2013 Volume 59 Issue 1 Pages 18-26
Male fertility, the ability of sperm to fertilize and activate the egg and support early embryogenesis, is vital for mammalian reproduction. Despite producing adequate numbers of sperm with normal motility and morphology, some males suffer from low fertility whose molecular mechanisms are not known. The objective was to determine apoptosis in sperm from high and low fertility bulls and its relationship with male fertility. DNA damage, phosphatidylserine (PS) translocation, and expression of pro- and anti-apoptotic proteins (BAX and BCL-2) in the sperm were determined using TUNEL, Annexin V, and immunoblotting approaches, respectively. Amounts of apoptotic spermatozoa were 2.86 (± 1.31) and 3.00 (± 0.96) in high and low fertility bulls, respectively (P=0.548), and were not correlated with fertility. There was a negative correlation between early necrotic spermatozoa and viable spermatozoa (r = –0.99, P<0.0001). Fertility scores were correlated with live spermatozoa detected by eosin-nigrosin test and necrotic spermatozoa determined via flow cytometry (r = –0.49, P<0.006 and r = –0.266, P<0.0113, respectively). BAX level was higher in low fertile group than high fertile group; however, this difference was not statistically significant due to the variations of bull samples (Bull 1–3 vs. Bull 4–5) in low fertile group (P<0.283). BCL-2 was not detectable in any of the sperm samples.
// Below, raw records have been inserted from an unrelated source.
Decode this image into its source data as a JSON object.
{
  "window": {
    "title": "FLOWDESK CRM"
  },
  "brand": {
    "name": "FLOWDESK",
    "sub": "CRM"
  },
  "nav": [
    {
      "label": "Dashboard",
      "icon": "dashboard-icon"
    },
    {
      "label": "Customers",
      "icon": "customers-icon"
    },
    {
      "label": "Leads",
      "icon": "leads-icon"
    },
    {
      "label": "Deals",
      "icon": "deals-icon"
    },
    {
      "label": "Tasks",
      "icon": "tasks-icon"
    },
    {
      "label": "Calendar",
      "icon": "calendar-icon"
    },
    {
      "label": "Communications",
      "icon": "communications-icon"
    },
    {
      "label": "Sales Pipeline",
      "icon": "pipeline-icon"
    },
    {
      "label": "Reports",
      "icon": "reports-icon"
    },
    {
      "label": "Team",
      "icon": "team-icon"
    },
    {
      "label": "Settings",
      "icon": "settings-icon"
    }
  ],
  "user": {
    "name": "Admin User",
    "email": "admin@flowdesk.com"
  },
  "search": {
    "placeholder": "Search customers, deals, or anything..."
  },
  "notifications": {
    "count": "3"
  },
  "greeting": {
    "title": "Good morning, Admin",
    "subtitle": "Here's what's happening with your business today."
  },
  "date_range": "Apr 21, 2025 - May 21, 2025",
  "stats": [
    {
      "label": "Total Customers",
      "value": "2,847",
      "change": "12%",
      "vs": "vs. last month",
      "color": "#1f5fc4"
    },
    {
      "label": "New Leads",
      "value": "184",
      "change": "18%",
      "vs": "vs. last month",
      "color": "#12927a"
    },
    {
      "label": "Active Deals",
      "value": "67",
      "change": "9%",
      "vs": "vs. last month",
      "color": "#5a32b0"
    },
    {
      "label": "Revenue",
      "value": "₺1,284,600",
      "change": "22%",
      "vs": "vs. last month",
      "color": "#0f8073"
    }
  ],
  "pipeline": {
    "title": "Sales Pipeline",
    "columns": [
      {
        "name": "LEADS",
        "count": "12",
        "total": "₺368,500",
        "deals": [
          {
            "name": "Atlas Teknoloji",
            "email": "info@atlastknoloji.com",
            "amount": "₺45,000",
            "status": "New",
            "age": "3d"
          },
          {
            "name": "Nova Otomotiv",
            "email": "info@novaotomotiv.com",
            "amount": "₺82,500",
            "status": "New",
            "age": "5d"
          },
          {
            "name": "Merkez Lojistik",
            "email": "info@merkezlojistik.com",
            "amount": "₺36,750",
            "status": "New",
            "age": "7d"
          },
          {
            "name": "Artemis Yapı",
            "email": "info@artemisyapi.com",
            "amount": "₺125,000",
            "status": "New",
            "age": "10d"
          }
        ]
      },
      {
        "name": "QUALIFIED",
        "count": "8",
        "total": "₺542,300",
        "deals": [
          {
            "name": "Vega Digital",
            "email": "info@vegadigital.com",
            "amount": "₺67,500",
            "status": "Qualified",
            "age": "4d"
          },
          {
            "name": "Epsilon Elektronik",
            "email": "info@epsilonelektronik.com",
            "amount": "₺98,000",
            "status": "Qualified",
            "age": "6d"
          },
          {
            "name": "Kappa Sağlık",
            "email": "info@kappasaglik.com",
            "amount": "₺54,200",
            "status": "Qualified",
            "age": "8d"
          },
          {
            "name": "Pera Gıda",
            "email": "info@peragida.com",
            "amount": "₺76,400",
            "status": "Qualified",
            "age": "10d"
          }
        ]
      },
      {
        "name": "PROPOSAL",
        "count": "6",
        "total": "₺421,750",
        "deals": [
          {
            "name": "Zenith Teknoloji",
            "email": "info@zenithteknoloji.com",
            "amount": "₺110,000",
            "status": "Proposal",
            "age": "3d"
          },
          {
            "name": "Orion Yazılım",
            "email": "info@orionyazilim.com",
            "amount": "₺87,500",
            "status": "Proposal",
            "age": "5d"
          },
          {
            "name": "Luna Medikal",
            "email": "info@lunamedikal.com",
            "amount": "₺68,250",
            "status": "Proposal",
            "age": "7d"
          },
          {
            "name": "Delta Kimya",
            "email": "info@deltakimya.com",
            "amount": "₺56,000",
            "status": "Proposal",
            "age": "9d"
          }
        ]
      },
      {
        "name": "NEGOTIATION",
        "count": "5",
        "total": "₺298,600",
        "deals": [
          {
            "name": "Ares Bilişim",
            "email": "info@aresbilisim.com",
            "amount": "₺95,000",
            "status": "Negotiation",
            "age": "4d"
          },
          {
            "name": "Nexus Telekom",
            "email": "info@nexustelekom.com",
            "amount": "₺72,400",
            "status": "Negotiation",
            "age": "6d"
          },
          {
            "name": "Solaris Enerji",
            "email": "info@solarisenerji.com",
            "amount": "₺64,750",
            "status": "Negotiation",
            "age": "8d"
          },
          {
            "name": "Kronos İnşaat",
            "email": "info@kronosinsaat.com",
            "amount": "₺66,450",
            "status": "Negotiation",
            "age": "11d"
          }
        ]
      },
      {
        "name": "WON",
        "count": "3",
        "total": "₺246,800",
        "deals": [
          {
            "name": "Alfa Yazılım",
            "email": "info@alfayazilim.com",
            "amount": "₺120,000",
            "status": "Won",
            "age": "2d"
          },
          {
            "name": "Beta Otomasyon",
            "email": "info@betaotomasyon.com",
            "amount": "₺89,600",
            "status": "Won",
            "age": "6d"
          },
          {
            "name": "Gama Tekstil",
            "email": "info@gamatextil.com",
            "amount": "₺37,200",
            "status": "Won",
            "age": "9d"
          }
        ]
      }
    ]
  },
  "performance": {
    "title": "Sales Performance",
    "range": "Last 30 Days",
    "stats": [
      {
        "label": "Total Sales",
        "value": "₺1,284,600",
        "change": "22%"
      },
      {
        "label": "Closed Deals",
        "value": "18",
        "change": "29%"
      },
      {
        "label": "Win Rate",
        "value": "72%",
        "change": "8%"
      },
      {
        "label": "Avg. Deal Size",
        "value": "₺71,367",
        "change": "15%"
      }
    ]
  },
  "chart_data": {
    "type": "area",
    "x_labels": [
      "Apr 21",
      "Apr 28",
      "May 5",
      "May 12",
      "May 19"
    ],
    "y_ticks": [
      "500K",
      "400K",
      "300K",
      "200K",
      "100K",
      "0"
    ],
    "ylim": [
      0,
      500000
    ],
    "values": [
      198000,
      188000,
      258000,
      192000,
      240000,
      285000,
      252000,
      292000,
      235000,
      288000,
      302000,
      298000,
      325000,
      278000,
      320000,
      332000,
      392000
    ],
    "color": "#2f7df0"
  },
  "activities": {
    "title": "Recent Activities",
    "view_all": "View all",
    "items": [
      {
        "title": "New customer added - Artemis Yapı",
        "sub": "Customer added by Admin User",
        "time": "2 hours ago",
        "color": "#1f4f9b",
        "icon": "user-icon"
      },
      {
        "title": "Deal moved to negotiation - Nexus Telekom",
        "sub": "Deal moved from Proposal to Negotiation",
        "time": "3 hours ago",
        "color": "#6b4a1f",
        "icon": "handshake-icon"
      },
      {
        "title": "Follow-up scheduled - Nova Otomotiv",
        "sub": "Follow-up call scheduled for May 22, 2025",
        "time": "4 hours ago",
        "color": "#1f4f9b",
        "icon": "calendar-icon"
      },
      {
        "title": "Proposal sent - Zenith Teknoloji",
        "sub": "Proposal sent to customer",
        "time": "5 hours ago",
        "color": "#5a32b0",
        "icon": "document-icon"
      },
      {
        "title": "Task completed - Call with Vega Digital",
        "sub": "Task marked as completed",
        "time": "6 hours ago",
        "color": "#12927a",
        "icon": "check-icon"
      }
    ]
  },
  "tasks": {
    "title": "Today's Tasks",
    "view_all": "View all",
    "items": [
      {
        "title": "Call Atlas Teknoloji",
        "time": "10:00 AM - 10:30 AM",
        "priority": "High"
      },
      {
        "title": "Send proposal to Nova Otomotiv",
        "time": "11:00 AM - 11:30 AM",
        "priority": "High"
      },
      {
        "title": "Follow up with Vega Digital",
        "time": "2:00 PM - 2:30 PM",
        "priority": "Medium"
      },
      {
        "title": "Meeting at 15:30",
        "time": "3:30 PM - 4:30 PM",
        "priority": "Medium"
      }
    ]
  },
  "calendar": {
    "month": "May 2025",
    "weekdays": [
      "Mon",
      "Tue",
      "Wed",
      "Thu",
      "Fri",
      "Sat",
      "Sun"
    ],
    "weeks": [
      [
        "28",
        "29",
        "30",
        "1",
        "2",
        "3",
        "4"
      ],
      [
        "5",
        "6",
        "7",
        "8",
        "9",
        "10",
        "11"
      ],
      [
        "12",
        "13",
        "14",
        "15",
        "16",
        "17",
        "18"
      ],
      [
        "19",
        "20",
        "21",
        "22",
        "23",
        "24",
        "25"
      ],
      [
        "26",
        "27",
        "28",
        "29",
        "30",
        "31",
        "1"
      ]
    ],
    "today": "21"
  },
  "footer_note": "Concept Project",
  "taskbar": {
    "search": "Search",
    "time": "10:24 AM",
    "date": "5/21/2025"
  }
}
The results shed light onto molecular and cellular underpinnings of male fertility.